My residency in Xiamen was an incredible experience and it will unavoidably inform my practice for years to come. China is an amazing place. I miss it and I miss the friends I made. I want to go back. But, I still feel a sense of emptiness or failure, and also shame. I feel ashamed that I was so messed up by someone who did not literally assault me. It still hurts that I was trying so hard to reclaim the voice of women and survivors, yet I was only supported by very few. It hurts that some people only saw me as a troublemaker or as a little girl who didn’t know anything about art.

Yes, this essay is a critique of one artist – it is specifically calling Bakker out. But, what happened in China represents much more than just one artist making problematic work. This is about the culture and the organisations that allow artists like Bakker to continue, and in the case of the Mondriaan Fund, actually pay for this harmful work to be made. Bakker is a symptom of a much larger societal problem. It is symbolic that Bakker, as a confident, forceful, aged, white man, continues to be handed public money by a national organisation who largely determines which artists are worthy of a voice. To me, this act of funding such an artist says that it is completely fine for people from privileged demographics to appropriate other cultures and use others’ stories of pain and suffering for their own gain, without any consequences. To me, this act says that we’re not even capable of telling our own stories, even (and especially) when our stories are ones of abuse at the hands of those more powerful than ourselves. It insinuates that if you happen to be triggered, re-victimised and silenced by artists like Bakker, we as an art community, and as a society, do not care. It is clear that perpetuating the problem is easier than admitting that there is a problem.

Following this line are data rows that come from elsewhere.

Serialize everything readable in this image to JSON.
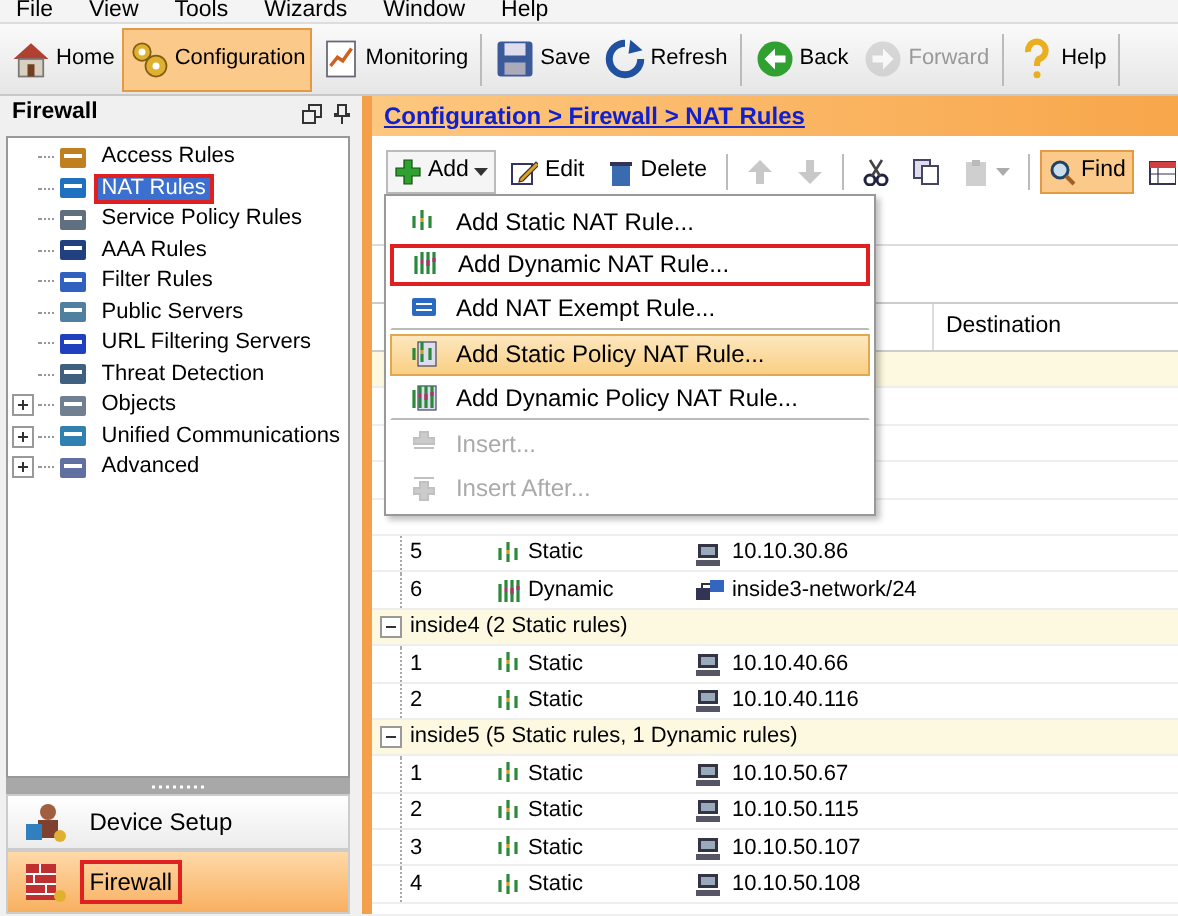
{
  "menu_bar": [
    "File",
    "View",
    "Tools",
    "Wizards",
    "Window",
    "Help"
  ],
  "toolbar": [
    {
      "label": "Home",
      "selected": false,
      "disabled": false
    },
    {
      "label": "Configuration",
      "selected": true,
      "disabled": false
    },
    {
      "label": "Monitoring",
      "selected": false,
      "disabled": false
    },
    {
      "label": "Save",
      "selected": false,
      "disabled": false
    },
    {
      "label": "Refresh",
      "selected": false,
      "disabled": false
    },
    {
      "label": "Back",
      "selected": false,
      "disabled": false
    },
    {
      "label": "Forward",
      "selected": false,
      "disabled": true
    },
    {
      "label": "Help",
      "selected": false,
      "disabled": false
    }
  ],
  "sidebar": {
    "title": "Firewall",
    "items": [
      {
        "label": "Access Rules",
        "selected": false,
        "annotated": false
      },
      {
        "label": "NAT Rules",
        "selected": true,
        "annotated": true
      },
      {
        "label": "Service Policy Rules",
        "selected": false,
        "annotated": false
      },
      {
        "label": "AAA Rules",
        "selected": false,
        "annotated": false
      },
      {
        "label": "Filter Rules",
        "selected": false,
        "annotated": false
      },
      {
        "label": "Public Servers",
        "selected": false,
        "annotated": false
      },
      {
        "label": "URL Filtering Servers",
        "selected": false,
        "annotated": false
      },
      {
        "label": "Threat Detection",
        "selected": false,
        "annotated": false
      },
      {
        "label": "Objects",
        "selected": false,
        "annotated": false,
        "expanded": false
      },
      {
        "label": "Unified Communications",
        "selected": false,
        "annotated": false,
        "expanded": false
      },
      {
        "label": "Advanced",
        "selected": false,
        "annotated": false,
        "expanded": false
      }
    ],
    "nav": [
      {
        "label": "Device Setup",
        "selected": false,
        "annotated": false
      },
      {
        "label": "Firewall",
        "selected": true,
        "annotated": true
      }
    ]
  },
  "breadcrumb": "Configuration > Firewall > NAT Rules",
  "rule_toolbar": [
    {
      "label": "Add",
      "selected": false,
      "disabled": false,
      "dropdown": true
    },
    {
      "label": "Edit",
      "selected": false,
      "disabled": false,
      "dropdown": false
    },
    {
      "label": "Delete",
      "selected": false,
      "disabled": false,
      "dropdown": false
    },
    {
      "selected": false,
      "disabled": true,
      "dropdown": false
    },
    {
      "selected": false,
      "disabled": true,
      "dropdown": false
    },
    {
      "selected": false,
      "disabled": false,
      "dropdown": false
    },
    {
      "selected": false,
      "disabled": false,
      "dropdown": false
    },
    {
      "selected": false,
      "disabled": true,
      "dropdown": true
    },
    {
      "label": "Find",
      "selected": true,
      "disabled": false,
      "dropdown": false
    },
    {
      "selected": false,
      "disabled": false,
      "dropdown": false
    }
  ],
  "add_menu": [
    {
      "label": "Add Static NAT Rule...",
      "selected": false,
      "disabled": false,
      "annotated": false,
      "separator_after": false
    },
    {
      "label": "Add Dynamic NAT Rule...",
      "selected": false,
      "disabled": false,
      "annotated": true,
      "separator_after": false
    },
    {
      "label": "Add NAT Exempt Rule...",
      "selected": false,
      "disabled": false,
      "annotated": false,
      "separator_after": true
    },
    {
      "label": "Add Static Policy NAT Rule...",
      "selected": true,
      "disabled": false,
      "annotated": false,
      "separator_after": false
    },
    {
      "label": "Add Dynamic Policy NAT Rule...",
      "selected": false,
      "disabled": false,
      "annotated": false,
      "separator_after": true
    },
    {
      "label": "Insert...",
      "selected": false,
      "disabled": true,
      "annotated": false,
      "separator_after": false
    },
    {
      "label": "Insert After...",
      "selected": false,
      "disabled": true,
      "annotated": false,
      "separator_after": false
    }
  ],
  "table": {
    "columns": [
      "Destination"
    ],
    "rows": [
      {
        "kind": "static",
        "number": "5",
        "type": "Static",
        "source": "10.10.30.86"
      },
      {
        "kind": "dynamic",
        "number": "6",
        "type": "Dynamic",
        "source": "inside3-network/24"
      },
      {
        "kind": "group",
        "label": "inside4 (2 Static rules)",
        "expanded": true
      },
      {
        "kind": "static",
        "number": "1",
        "type": "Static",
        "source": "10.10.40.66"
      },
      {
        "kind": "static",
        "number": "2",
        "type": "Static",
        "source": "10.10.40.116"
      },
      {
        "kind": "group",
        "label": "inside5 (5 Static rules, 1 Dynamic rules)",
        "expanded": true
      },
      {
        "kind": "static",
        "number": "1",
        "type": "Static",
        "source": "10.10.50.67"
      },
      {
        "kind": "static",
        "number": "2",
        "type": "Static",
        "source": "10.10.50.115"
      },
      {
        "kind": "static",
        "number": "3",
        "type": "Static",
        "source": "10.10.50.107"
      },
      {
        "kind": "static",
        "number": "4",
        "type": "Static",
        "source": "10.10.50.108"
      }
    ]
  }
}
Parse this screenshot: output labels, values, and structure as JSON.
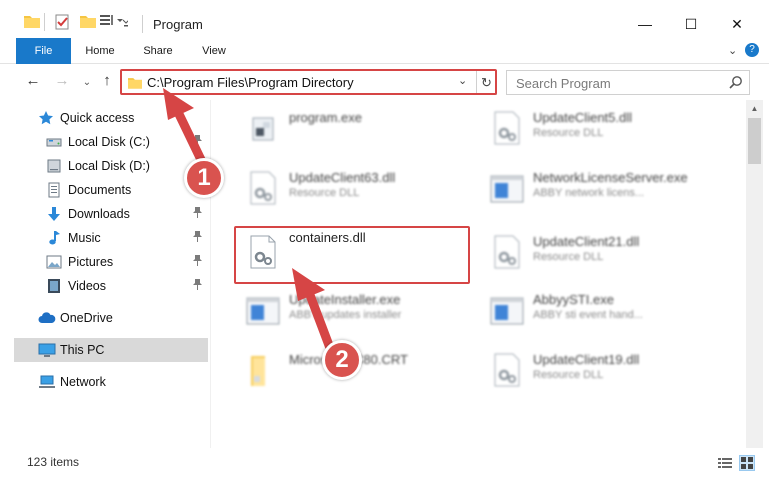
{
  "window": {
    "title": "Program",
    "controls": {
      "minimize": "—",
      "maximize": "☐",
      "close": "✕"
    }
  },
  "ribbon": {
    "tabs": [
      {
        "label": "File",
        "active": true
      },
      {
        "label": "Home"
      },
      {
        "label": "Share"
      },
      {
        "label": "View"
      }
    ],
    "expand": "⌄",
    "help": "?"
  },
  "nav": {
    "back": "←",
    "forward": "→",
    "recent": "⌄",
    "up": "↑",
    "address": "C:\\Program Files\\Program Directory",
    "address_dropdown": "⌄",
    "refresh": "↻",
    "search_placeholder": "Search Program"
  },
  "sidebar": {
    "items": [
      {
        "label": "Quick access",
        "icon": "star-icon",
        "pinned": false
      },
      {
        "label": "Local Disk (C:)",
        "icon": "drive-icon",
        "pinned": true
      },
      {
        "label": "Local Disk (D:)",
        "icon": "drive-icon",
        "pinned": false
      },
      {
        "label": "Documents",
        "icon": "documents-icon",
        "pinned": true
      },
      {
        "label": "Downloads",
        "icon": "download-icon",
        "pinned": true
      },
      {
        "label": "Music",
        "icon": "music-icon",
        "pinned": true
      },
      {
        "label": "Pictures",
        "icon": "pictures-icon",
        "pinned": true
      },
      {
        "label": "Videos",
        "icon": "videos-icon",
        "pinned": true
      },
      {
        "label": "OneDrive",
        "icon": "cloud-icon",
        "pinned": false
      },
      {
        "label": "This PC",
        "icon": "computer-icon",
        "pinned": false,
        "selected": true
      },
      {
        "label": "Network",
        "icon": "network-icon",
        "pinned": false
      }
    ],
    "pin_glyph": "📌"
  },
  "files": [
    {
      "name": "program.exe",
      "desc": "",
      "icon": "program-exe-icon"
    },
    {
      "name": "UpdateClient5.dll",
      "desc": "Resource DLL",
      "icon": "dll-gear-icon"
    },
    {
      "name": "UpdateClient63.dll",
      "desc": "Resource DLL",
      "icon": "dll-gear-icon"
    },
    {
      "name": "NetworkLicenseServer.exe",
      "desc": "ABBY network licens...",
      "icon": "exe-window-icon"
    },
    {
      "name": "containers.dll",
      "desc": "",
      "icon": "dll-gear-icon"
    },
    {
      "name": "UpdateClient21.dll",
      "desc": "Resource DLL",
      "icon": "dll-gear-icon"
    },
    {
      "name": "UpdateInstaller.exe",
      "desc": "ABBY updates installer",
      "icon": "exe-window-icon"
    },
    {
      "name": "AbbyySTI.exe",
      "desc": "ABBY sti event hand...",
      "icon": "exe-window-icon"
    },
    {
      "name": "Microsoft.VC80.CRT",
      "desc": "",
      "icon": "folder-icon"
    },
    {
      "name": "UpdateClient19.dll",
      "desc": "Resource DLL",
      "icon": "dll-gear-icon"
    }
  ],
  "status": {
    "item_count": "123 items"
  },
  "annotations": {
    "step1": "1",
    "step2": "2",
    "color": "#d64545"
  },
  "colors": {
    "file_tab": "#1979ca",
    "selection": "#d9d9d9",
    "highlight": "#d64545"
  }
}
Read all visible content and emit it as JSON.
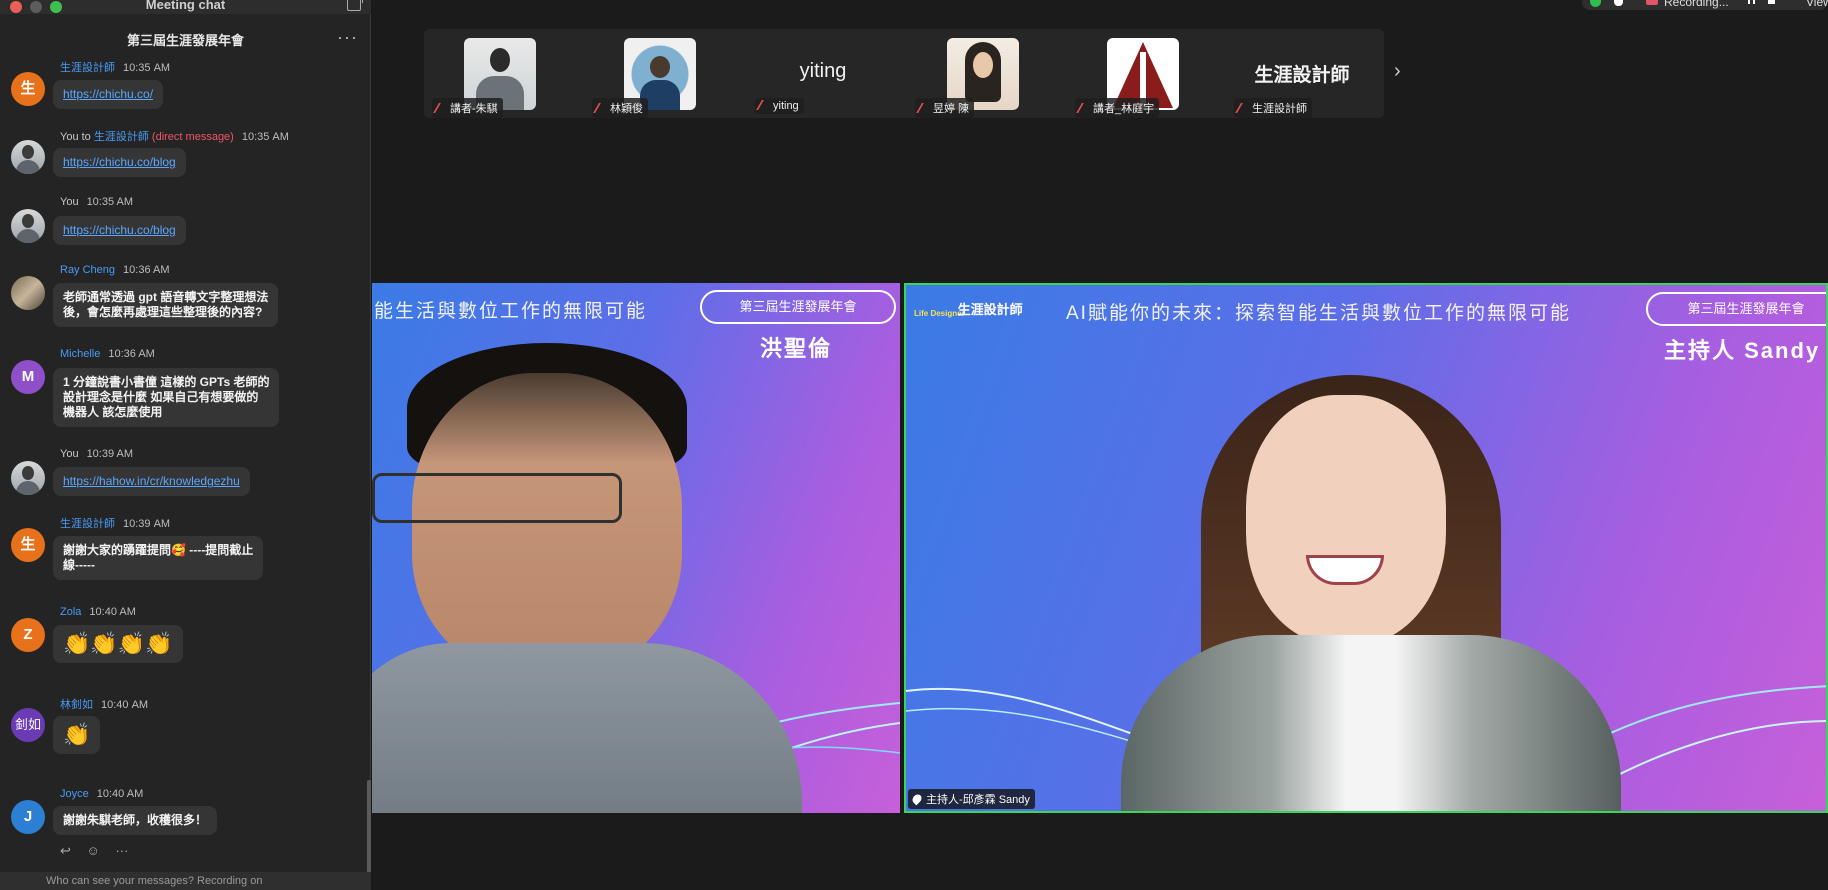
{
  "window": {
    "title": "Meeting chat"
  },
  "chat": {
    "header": "第三屆生涯發展年會",
    "more_label": "···",
    "messages": [
      {
        "avatar_text": "生",
        "sender": "生涯設計師",
        "time": "10:35 AM",
        "text": "https://chichu.co/",
        "type": "link"
      },
      {
        "avatar_text": "",
        "prefix": "You to",
        "sender": "生涯設計師",
        "dm": "(direct message)",
        "time": "10:35 AM",
        "text": "https://chichu.co/blog",
        "type": "link"
      },
      {
        "avatar_text": "",
        "sender": "You",
        "time": "10:35 AM",
        "text": "https://chichu.co/blog",
        "type": "link"
      },
      {
        "avatar_text": "",
        "sender": "Ray Cheng",
        "time": "10:36 AM",
        "text_lines": [
          "老師通常透過 gpt 語音轉文字整理想法",
          "後，會怎麼再處理這些整理後的內容?"
        ],
        "type": "text"
      },
      {
        "avatar_text": "M",
        "sender": "Michelle",
        "time": "10:36 AM",
        "text_lines": [
          "1 分鐘說書小書僮 這樣的 GPTs 老師的",
          "設計理念是什麼 如果自己有想要做的",
          "機器人 該怎麼使用"
        ],
        "type": "text"
      },
      {
        "avatar_text": "",
        "sender": "You",
        "time": "10:39 AM",
        "text": "https://hahow.in/cr/knowledgezhu",
        "type": "link"
      },
      {
        "avatar_text": "生",
        "sender": "生涯設計師",
        "time": "10:39 AM",
        "text_lines": [
          "謝謝大家的踴躍提問🥰 ----提問截止",
          "線-----"
        ],
        "type": "text"
      },
      {
        "avatar_text": "Z",
        "sender": "Zola",
        "time": "10:40 AM",
        "text": "👏👏👏👏",
        "type": "emoji"
      },
      {
        "avatar_text": "釗如",
        "sender": "林釗如",
        "time": "10:40 AM",
        "text": "👏",
        "type": "emoji"
      },
      {
        "avatar_text": "J",
        "sender": "Joyce",
        "time": "10:40 AM",
        "text": "謝謝朱騏老師，收穫很多！",
        "type": "text"
      }
    ],
    "tools": {
      "reply": "↩",
      "react": "☺",
      "more": "···"
    },
    "footer_text": "Who can see your messages? Recording on"
  },
  "topbar": {
    "recording_label": "Recording...",
    "view_label": "View"
  },
  "participants": [
    {
      "label": "講者-朱騏",
      "thumb": "person1",
      "name_text": ""
    },
    {
      "label": "林穎俊",
      "thumb": "person2",
      "name_text": ""
    },
    {
      "label": "yiting",
      "thumb": "",
      "name_text": "yiting"
    },
    {
      "label": "昱婷 陳",
      "thumb": "person3",
      "name_text": ""
    },
    {
      "label": "講者_林庭宇",
      "thumb": "logo",
      "name_text": ""
    },
    {
      "label": "生涯設計師",
      "thumb": "",
      "name_text": "生涯設計師"
    }
  ],
  "videos": {
    "left": {
      "banner": "能生活與數位工作的無限可能",
      "pill": "第三屆生涯發展年會",
      "speaker": "洪聖倫"
    },
    "right": {
      "brand_small": "Life Designer",
      "brand": "生涯設計師",
      "banner": "AI賦能你的未來：探索智能生活與數位工作的無限可能",
      "pill": "第三屆生涯發展年會",
      "speaker": "主持人 Sandy",
      "name_tag": "主持人-邱彥霖 Sandy"
    }
  },
  "colors": {
    "chat_bg": "#242424",
    "link": "#5aa6ff",
    "sender": "#4a9bf5",
    "dm": "#f0566a",
    "active_border": "#3ad65a"
  }
}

If this essay is seen as a ‘take down’, so be it. A serious discussion needs to be had. Repercussions for one artist and the institutions that support them can speak volumes and can be symbolic of change. Difficult and often triggering topics do need to continue to be explored in art, but no longer by people who are simply perpetuating the harm. We all need to make sure that their time is up.  


[i] Fateman, Johanna, Fully Loaded: Power and Sexual Violence, Artforum, 2018

[ii] Read 张芳 Zhang Fang’s 2018 essay ‘About Chess Qizi’ here.

[iii] Read Pedro Bakker’s full press release/email invite for 棋子 Chess Qizi here.

[iv] Read 韵可 Wan Yunke’s description of her experience of working with Pedro Bakker here. She sent this to CEAC and also allowed me to publish it in the publication I made in conjunction with my exhibition, Pussy Bow at CEAC, 2018.


NB. Wellington City Council and the Asia New Zealand Foundation will no longer be sending Wellington Asia Residency Exchange (WARE) recipients to the Chinese European Art Center (CEAC).